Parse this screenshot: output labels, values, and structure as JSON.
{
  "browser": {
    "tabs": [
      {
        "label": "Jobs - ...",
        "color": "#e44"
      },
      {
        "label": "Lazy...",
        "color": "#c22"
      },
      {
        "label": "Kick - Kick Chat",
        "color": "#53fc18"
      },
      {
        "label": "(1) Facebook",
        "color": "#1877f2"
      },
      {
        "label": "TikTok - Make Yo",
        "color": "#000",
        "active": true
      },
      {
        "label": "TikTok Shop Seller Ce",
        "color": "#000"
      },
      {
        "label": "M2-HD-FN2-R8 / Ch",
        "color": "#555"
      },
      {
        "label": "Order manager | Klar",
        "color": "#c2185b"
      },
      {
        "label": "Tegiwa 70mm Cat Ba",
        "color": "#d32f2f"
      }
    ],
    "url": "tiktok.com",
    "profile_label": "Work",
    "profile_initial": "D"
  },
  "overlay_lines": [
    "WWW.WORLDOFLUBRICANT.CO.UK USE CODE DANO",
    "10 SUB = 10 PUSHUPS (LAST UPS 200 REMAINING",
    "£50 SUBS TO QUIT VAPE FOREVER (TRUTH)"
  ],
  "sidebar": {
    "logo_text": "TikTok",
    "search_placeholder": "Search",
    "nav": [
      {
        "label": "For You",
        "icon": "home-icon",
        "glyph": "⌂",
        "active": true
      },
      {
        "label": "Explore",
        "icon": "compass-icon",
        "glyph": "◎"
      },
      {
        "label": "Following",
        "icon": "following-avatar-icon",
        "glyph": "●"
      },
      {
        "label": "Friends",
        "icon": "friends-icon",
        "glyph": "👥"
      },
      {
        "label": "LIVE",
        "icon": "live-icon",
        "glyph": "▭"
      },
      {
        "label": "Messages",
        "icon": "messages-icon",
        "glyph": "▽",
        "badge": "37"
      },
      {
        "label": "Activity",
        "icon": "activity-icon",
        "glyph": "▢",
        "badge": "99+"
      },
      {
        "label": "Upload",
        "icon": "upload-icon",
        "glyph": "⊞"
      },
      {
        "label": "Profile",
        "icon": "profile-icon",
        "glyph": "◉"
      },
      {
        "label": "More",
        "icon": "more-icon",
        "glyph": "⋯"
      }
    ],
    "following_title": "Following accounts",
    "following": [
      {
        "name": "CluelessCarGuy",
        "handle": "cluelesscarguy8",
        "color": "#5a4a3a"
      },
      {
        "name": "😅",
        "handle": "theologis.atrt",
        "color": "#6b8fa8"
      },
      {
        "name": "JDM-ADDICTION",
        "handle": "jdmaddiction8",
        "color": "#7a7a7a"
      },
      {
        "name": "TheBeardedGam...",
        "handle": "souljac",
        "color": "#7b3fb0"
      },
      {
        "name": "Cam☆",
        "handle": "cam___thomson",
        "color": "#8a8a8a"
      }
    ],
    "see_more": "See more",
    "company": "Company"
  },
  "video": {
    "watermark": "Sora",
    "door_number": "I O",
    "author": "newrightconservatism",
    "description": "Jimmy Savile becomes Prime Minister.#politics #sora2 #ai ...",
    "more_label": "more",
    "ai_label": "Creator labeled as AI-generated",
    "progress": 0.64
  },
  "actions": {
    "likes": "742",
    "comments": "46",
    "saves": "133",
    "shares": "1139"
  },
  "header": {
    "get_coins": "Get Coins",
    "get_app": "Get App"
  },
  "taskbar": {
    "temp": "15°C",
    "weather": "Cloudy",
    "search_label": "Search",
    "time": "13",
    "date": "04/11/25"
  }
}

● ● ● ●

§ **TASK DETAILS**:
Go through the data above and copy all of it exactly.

§ **EXERCISE SOLUTION**:
Parse this screenshot: output labels, values, and structure as JSON.
{
  "browser": {
    "tabs": [
      {
        "label": "Jobs - ...",
        "color": "#e44"
      },
      {
        "label": "Lazy...",
        "color": "#c22"
      },
      {
        "label": "Kick - Kick Chat",
        "color": "#53fc18"
      },
      {
        "label": "(1) Facebook",
        "color": "#1877f2"
      },
      {
        "label": "TikTok - Make Yo",
        "color": "#000",
        "active": true
      },
      {
        "label": "TikTok Shop Seller Ce",
        "color": "#000"
      },
      {
        "label": "M2-HD-FN2-R8 / Ch",
        "color": "#555"
      },
      {
        "label": "Order manager | Klar",
        "color": "#c2185b"
      },
      {
        "label": "Tegiwa 70mm Cat Ba",
        "color": "#d32f2f"
      }
    ],
    "url": "tiktok.com",
    "profile_label": "Work",
    "profile_initial": "D"
  },
  "overlay_lines": [
    "WWW.WORLDOFLUBRICANT.CO.UK USE CODE DANO",
    "10 SUB = 10 PUSHUPS (LAST UPS 200 REMAINING",
    "£50 SUBS TO QUIT VAPE FOREVER (TRUTH)"
  ],
  "sidebar": {
    "logo_text": "TikTok",
    "search_placeholder": "Search",
    "nav": [
      {
        "label": "For You",
        "icon": "home-icon",
        "glyph": "⌂",
        "active": true
      },
      {
        "label": "Explore",
        "icon": "compass-icon",
        "glyph": "◎"
      },
      {
        "label": "Following",
        "icon": "following-avatar-icon",
        "glyph": "●"
      },
      {
        "label": "Friends",
        "icon": "friends-icon",
        "glyph": "👥"
      },
      {
        "label": "LIVE",
        "icon": "live-icon",
        "glyph": "▭"
      },
      {
        "label": "Messages",
        "icon": "messages-icon",
        "glyph": "▽",
        "badge": "37"
      },
      {
        "label": "Activity",
        "icon": "activity-icon",
        "glyph": "▢",
        "badge": "99+"
      },
      {
        "label": "Upload",
        "icon": "upload-icon",
        "glyph": "⊞"
      },
      {
        "label": "Profile",
        "icon": "profile-icon",
        "glyph": "◉"
      },
      {
        "label": "More",
        "icon": "more-icon",
        "glyph": "⋯"
      }
    ],
    "following_title": "Following accounts",
    "following": [
      {
        "name": "CluelessCarGuy",
        "handle": "cluelesscarguy8",
        "color": "#5a4a3a"
      },
      {
        "name": "😅",
        "handle": "theologis.atrt",
        "color": "#6b8fa8"
      },
      {
        "name": "JDM-ADDICTION",
        "handle": "jdmaddiction8",
        "color": "#7a7a7a"
      },
      {
        "name": "TheBeardedGam...",
        "handle": "souljac",
        "color": "#7b3fb0"
      },
      {
        "name": "Cam☆",
        "handle": "cam___thomson",
        "color": "#8a8a8a"
      }
    ],
    "see_more": "See more",
    "company": "Company"
  },
  "video": {
    "watermark": "Sora",
    "door_number": "I O",
    "author": "newrightconservatism",
    "description": "Jimmy Savile becomes Prime Minister.#politics #sora2 #ai ...",
    "more_label": "more",
    "ai_label": "Creator labeled as AI-generated",
    "progress": 0.64
  },
  "actions": {
    "likes": "742",
    "comments": "46",
    "saves": "133",
    "shares": "1139"
  },
  "header": {
    "get_coins": "Get Coins",
    "get_app": "Get App"
  },
  "taskbar": {
    "temp": "15°C",
    "weather": "Cloudy",
    "search_label": "Search",
    "time": "13",
    "date": "04/11/25"
  }
}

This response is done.